Two reasons for this. Most local codes require a permanent on site building engineer where there are large chillers or boilers. This is expensive. Second, chiller/boiler rooms take up entire floors of space that could be use for rental income. So ceiling mounted heat pumps take up no rental space, just a cooling tower on the roof. And no building engineer needs to be on site.
So the answer is it depends on when the building was built. Early 80's and before you probably will have central chiller/boilers rooms. After that it's all individual systems located in ceilings.
[QUOTE=MHall;15337141]This quote by the user; "DeltaT" is one of the main statements that convinced me that boilers for hydronic steam/hot water heat are only installed in older buildings.:
You're right, everyone else here is wrong. This thread can now be closed and destroyed.
Grade on READING COMPREHENSION for MHall........F-
Ask away, all the questions you want. I for one will never ATTEMPT (since you can't comprehend what you read) to answer one again. :censored:
Here is a valid question that I have;
In going through the TDLR Boiler Records, I have seen many licensed Boilers that are for the purpose of providing domestic hot water. Many laundry centers, hotels, apartments have a "boiler" listed for the purposes of: "hot water supply".
My question today is; Why are these units called "boilers" when they are doing the same thing a water heater does??? A commercial water heater does not have to be licensed, regulated etc as a boiler does. Why not have a large water heater??
Any information is appreciated. Thank you.
PS: The “boilers” listed for providing hot water supply could not too large, as I have seen these units listed as being located in smaller places such as apartments and even restaurants.

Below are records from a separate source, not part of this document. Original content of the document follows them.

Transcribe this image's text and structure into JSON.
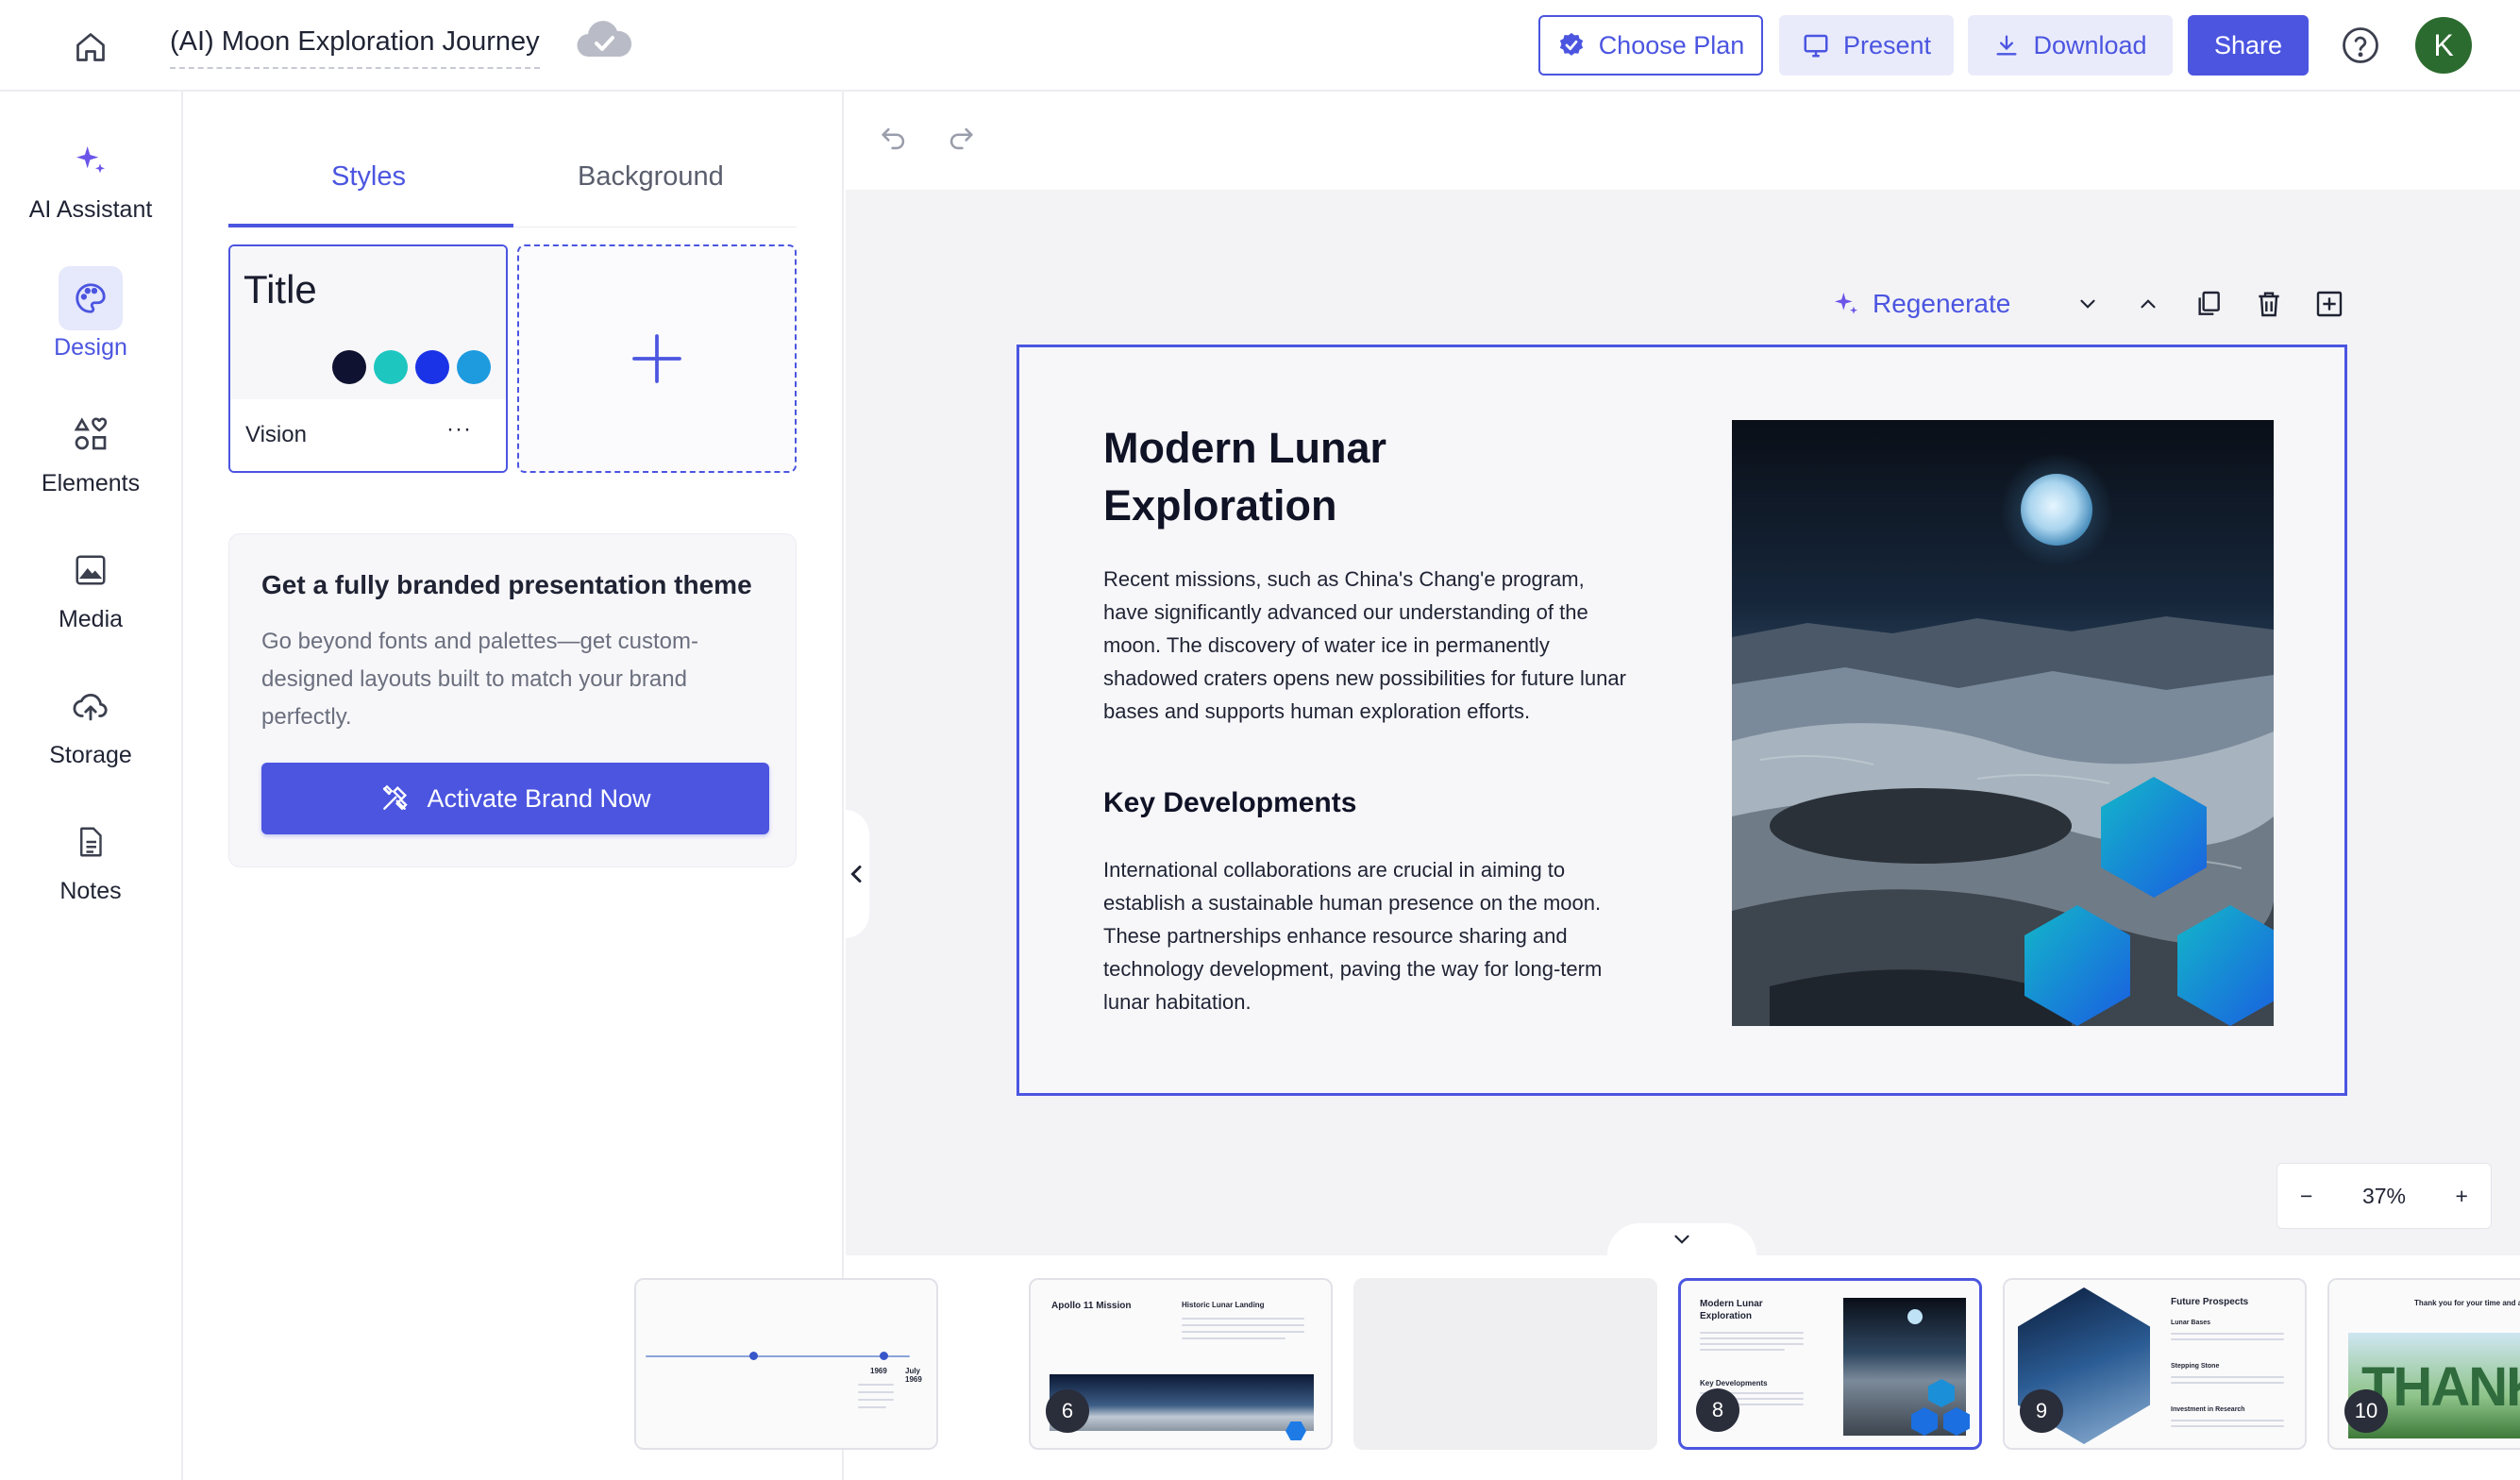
{
  "header": {
    "doc_title": "(AI) Moon Exploration Journey",
    "choose_plan": "Choose Plan",
    "present": "Present",
    "download": "Download",
    "share": "Share",
    "avatar_initial": "K"
  },
  "rail": {
    "items": [
      {
        "label": "AI Assistant",
        "icon": "sparkle-icon"
      },
      {
        "label": "Design",
        "icon": "palette-icon",
        "active": true
      },
      {
        "label": "Elements",
        "icon": "shapes-icon"
      },
      {
        "label": "Media",
        "icon": "image-icon"
      },
      {
        "label": "Storage",
        "icon": "cloud-upload-icon"
      },
      {
        "label": "Notes",
        "icon": "notes-icon"
      }
    ]
  },
  "panel": {
    "tabs": [
      "Styles",
      "Background"
    ],
    "style_card": {
      "preview_title": "Title",
      "name": "Vision",
      "more": "···",
      "colors": [
        "#0f1230",
        "#1ec6c0",
        "#1b33e6",
        "#1e9bdf"
      ]
    },
    "brand": {
      "heading": "Get a fully branded presentation theme",
      "description": "Go beyond fonts and palettes—get custom-designed layouts built to match your brand perfectly.",
      "button": "Activate Brand Now"
    }
  },
  "slide_toolbar": {
    "regenerate": "Regenerate"
  },
  "slide": {
    "title": "Modern Lunar Exploration",
    "paragraph1": "Recent missions, such as China's Chang'e program, have significantly advanced our understanding of the moon. The discovery of water ice in permanently shadowed craters opens new possibilities for future lunar bases and supports human exploration efforts.",
    "subheading": "Key Developments",
    "paragraph2": "International collaborations are crucial in aiming to establish a sustainable human presence on the moon. These partnerships enhance resource sharing and technology development, paving the way for long-term lunar habitation."
  },
  "zoom": {
    "level": "37%",
    "minus": "−",
    "plus": "+"
  },
  "filmstrip": {
    "thumbs": [
      {
        "number": "",
        "title": "",
        "labels": [
          "1969",
          "July 1969"
        ]
      },
      {
        "number": "6",
        "title": "Apollo 11 Mission",
        "subtitle": "Historic Lunar Landing"
      },
      {
        "number": "",
        "title": ""
      },
      {
        "number": "8",
        "title": "Modern Lunar Exploration",
        "subtitle": "Key Developments",
        "active": true
      },
      {
        "number": "9",
        "title": "Future Prospects",
        "labels": [
          "Lunar Bases",
          "Stepping Stone",
          "Investment in Research"
        ]
      },
      {
        "number": "10",
        "title": "Thank you for your time and at",
        "big_text": "THANK"
      }
    ]
  }
}
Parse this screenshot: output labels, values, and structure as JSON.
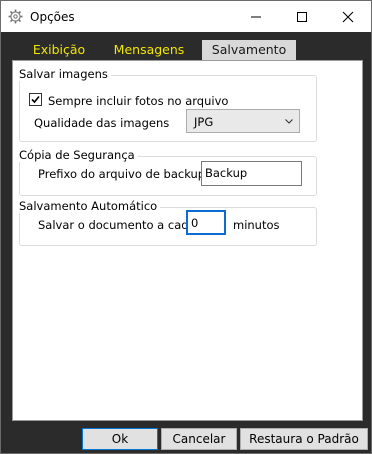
{
  "window": {
    "title": "Opções"
  },
  "tabs": [
    {
      "label": "Exibição",
      "active": false
    },
    {
      "label": "Mensagens",
      "active": false
    },
    {
      "label": "Salvamento",
      "active": true
    }
  ],
  "colors": {
    "tab_text": "#f2e600",
    "background": "#2b2b2b",
    "active_tab": "#d9d9d9",
    "focus": "#0b6dd1"
  },
  "save_images": {
    "title": "Salvar imagens",
    "include_photos_label": "Sempre incluir fotos no arquivo",
    "include_photos_checked": true,
    "quality_label": "Qualidade das imagens",
    "quality_value": "JPG"
  },
  "backup": {
    "title": "Cópia de Segurança",
    "prefix_label": "Prefixo do arquivo de backup:",
    "prefix_value": "Backup"
  },
  "autosave": {
    "title": "Salvamento Automático",
    "save_every_label": "Salvar o documento a cada",
    "minutes_value": "0",
    "minutes_unit": "minutos"
  },
  "buttons": {
    "ok": "Ok",
    "cancel": "Cancelar",
    "reset": "Restaura o Padrão"
  }
}
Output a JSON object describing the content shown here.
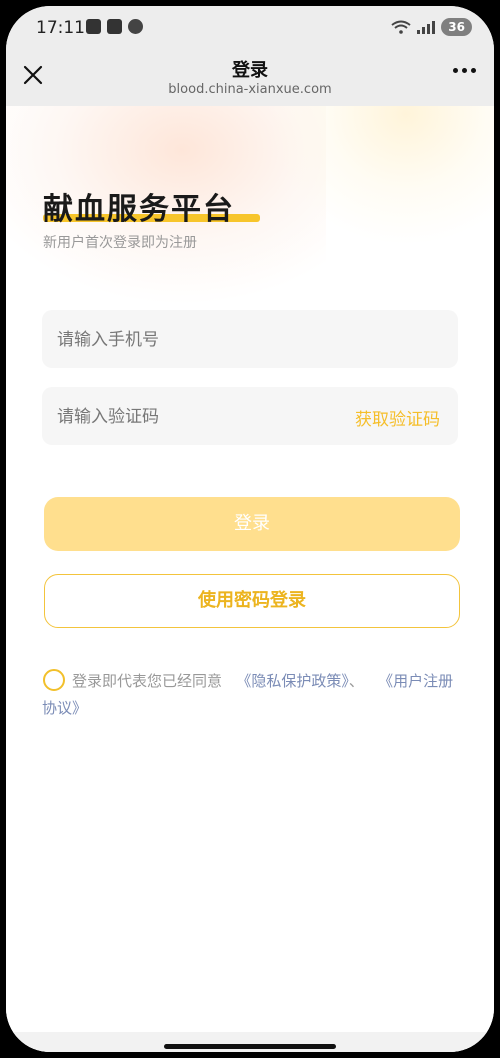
{
  "status_bar": {
    "time": "17:11",
    "battery": "36"
  },
  "nav": {
    "title": "登录",
    "url": "blood.china-xianxue.com"
  },
  "page": {
    "title": "献血服务平台",
    "subtitle": "新用户首次登录即为注册"
  },
  "form": {
    "phone_placeholder": "请输入手机号",
    "code_placeholder": "请输入验证码",
    "get_code_label": "获取验证码"
  },
  "buttons": {
    "login": "登录",
    "password_login": "使用密码登录"
  },
  "agreement": {
    "prefix": "登录即代表您已经同意",
    "privacy": "《隐私保护政策》",
    "sep": "、",
    "terms": "《用户注册协议》"
  },
  "colors": {
    "accent": "#f5be29",
    "login_button": "#ffdf8e",
    "link": "#7b8cb6"
  }
}
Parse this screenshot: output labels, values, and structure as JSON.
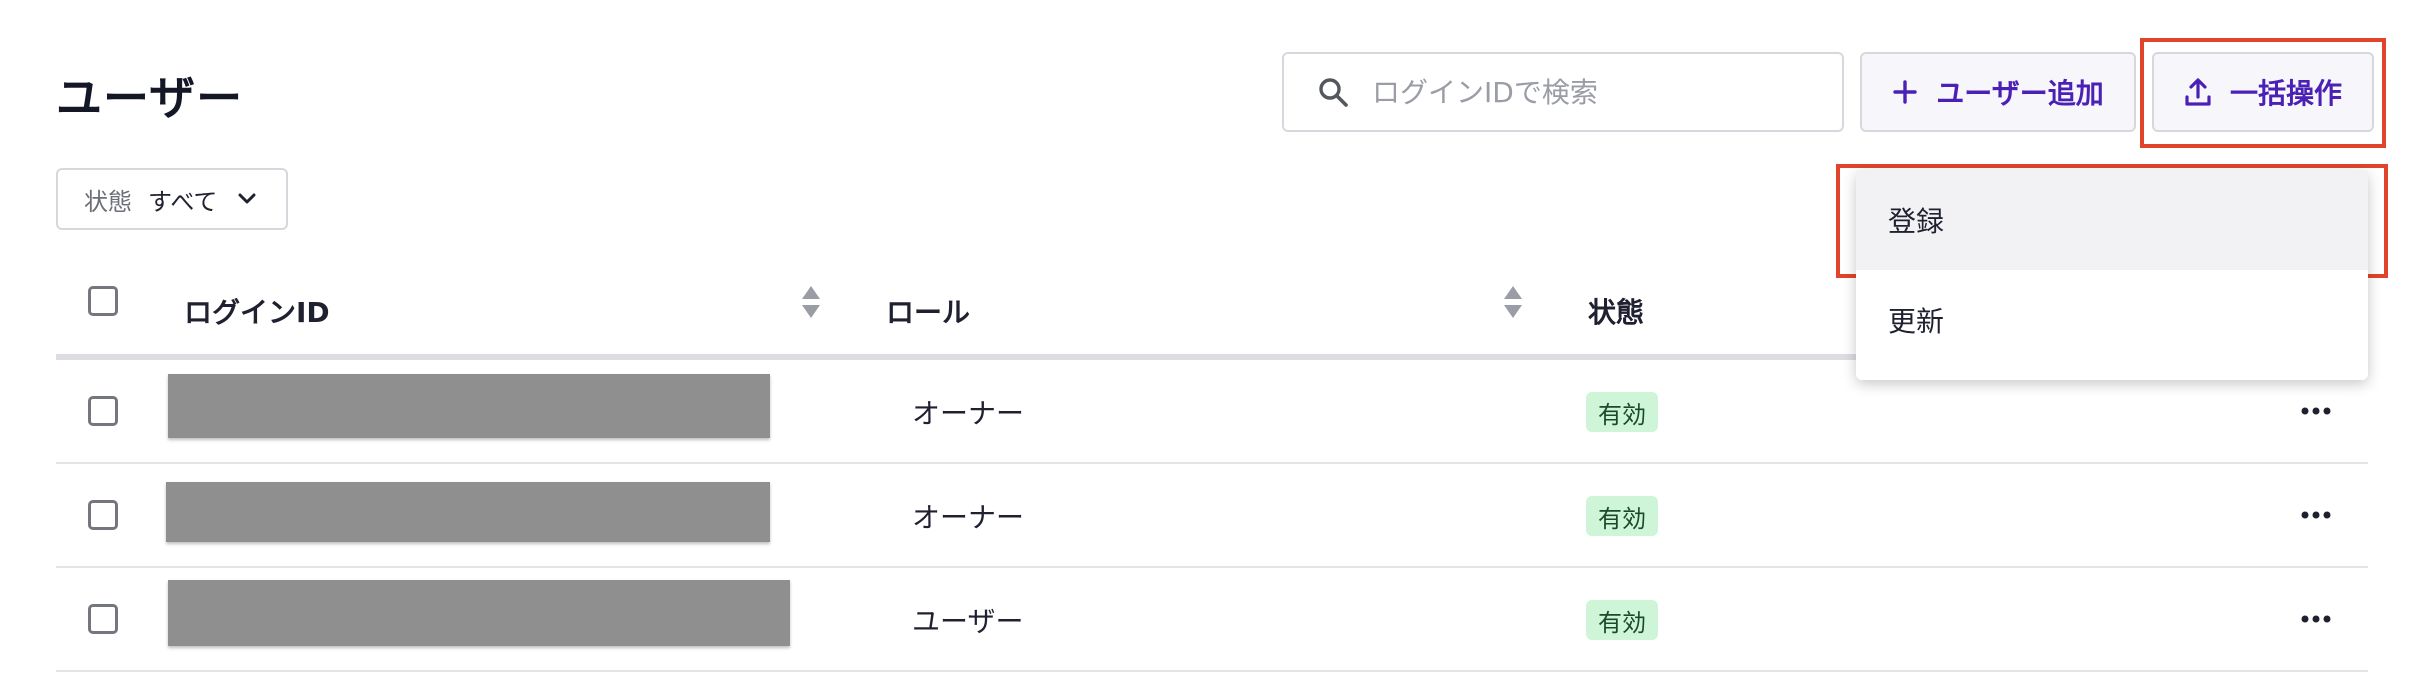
{
  "header": {
    "title": "ユーザー",
    "search": {
      "placeholder": "ログインIDで検索",
      "value": ""
    },
    "add_user_label": "ユーザー追加",
    "bulk_label": "一括操作"
  },
  "filter": {
    "label": "状態",
    "value": "すべて"
  },
  "table": {
    "columns": {
      "login_id": "ログインID",
      "role": "ロール",
      "status": "状態"
    },
    "rows": [
      {
        "role": "オーナー",
        "status": "有効"
      },
      {
        "role": "オーナー",
        "status": "有効"
      },
      {
        "role": "ユーザー",
        "status": "有効"
      }
    ]
  },
  "dropdown": {
    "items": [
      {
        "label": "登録"
      },
      {
        "label": "更新"
      }
    ]
  },
  "colors": {
    "accent": "#4b21b5",
    "highlight": "#e0452b",
    "badge_bg": "#cff5d9"
  },
  "icons": [
    "search-icon",
    "plus-icon",
    "upload-icon",
    "chevron-down-icon",
    "sort-icon",
    "more-horizontal-icon"
  ]
}
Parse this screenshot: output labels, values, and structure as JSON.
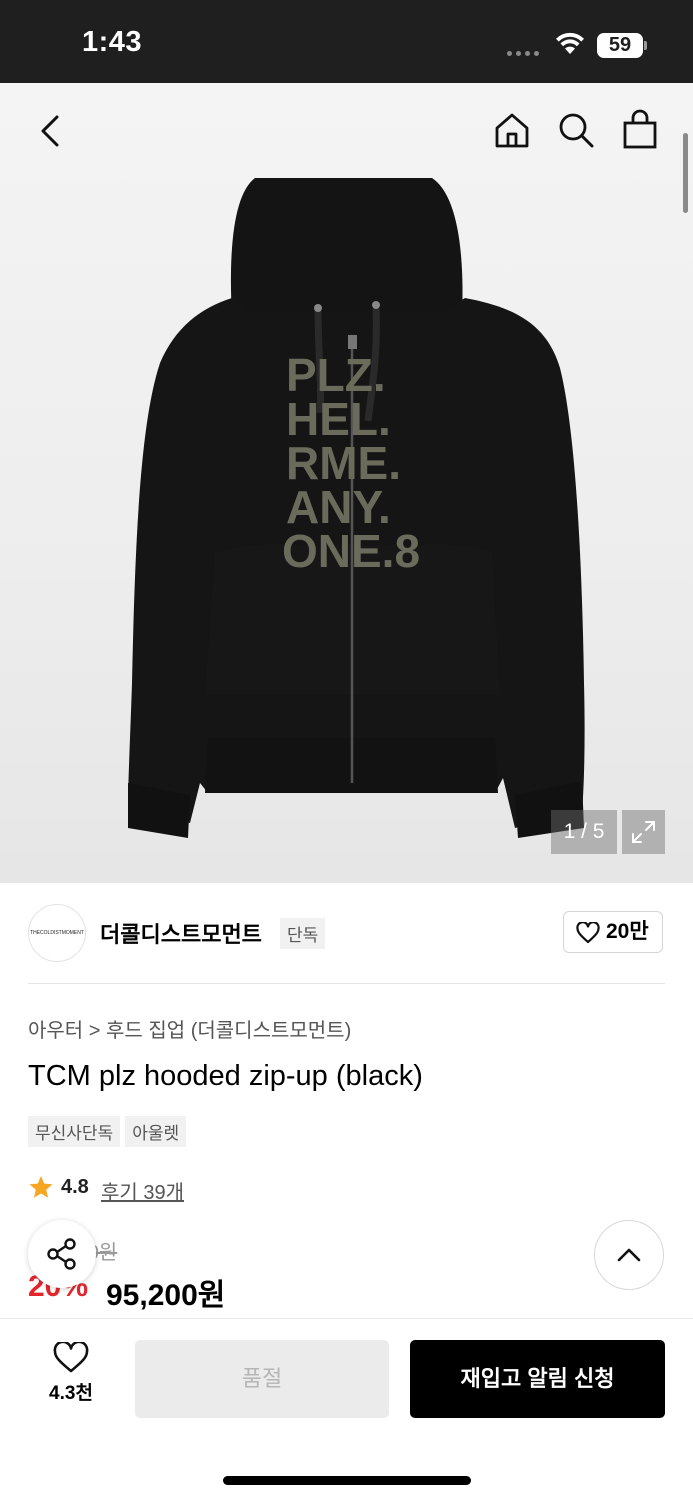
{
  "status_bar": {
    "time": "1:43",
    "battery": "59"
  },
  "gallery": {
    "counter": "1 / 5",
    "print_text": [
      "PLZ.",
      "HEL.",
      "RME.",
      "ANY.",
      "ONE.8"
    ]
  },
  "brand": {
    "logo_text": "THECOLDISTMOMENT",
    "name": "더콜디스트모먼트",
    "tag": "단독",
    "likes": "20만"
  },
  "product": {
    "breadcrumb": "아우터 > 후드 집업 (더콜디스트모먼트)",
    "title": "TCM plz hooded zip-up (black)",
    "tags": [
      "무신사단독",
      "아울렛"
    ],
    "rating": "4.8",
    "reviews": "후기 39개",
    "original_price": "119,000원",
    "discount": "20%",
    "price": "95,200원"
  },
  "bottom_bar": {
    "wishlist_count": "4.3천",
    "soldout_label": "품절",
    "restock_label": "재입고 알림 신청"
  },
  "colors": {
    "accent_red": "#e3262b",
    "primary_black": "#000000",
    "disabled_gray": "#ebebeb"
  },
  "icons": [
    "back-icon",
    "home-icon",
    "search-icon",
    "cart-icon",
    "expand-icon",
    "heart-icon",
    "star-icon",
    "share-icon",
    "chevron-up-icon"
  ]
}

179 posts ? Reasonable answers to marginal questions.
I say "Troll" !
I'm done here .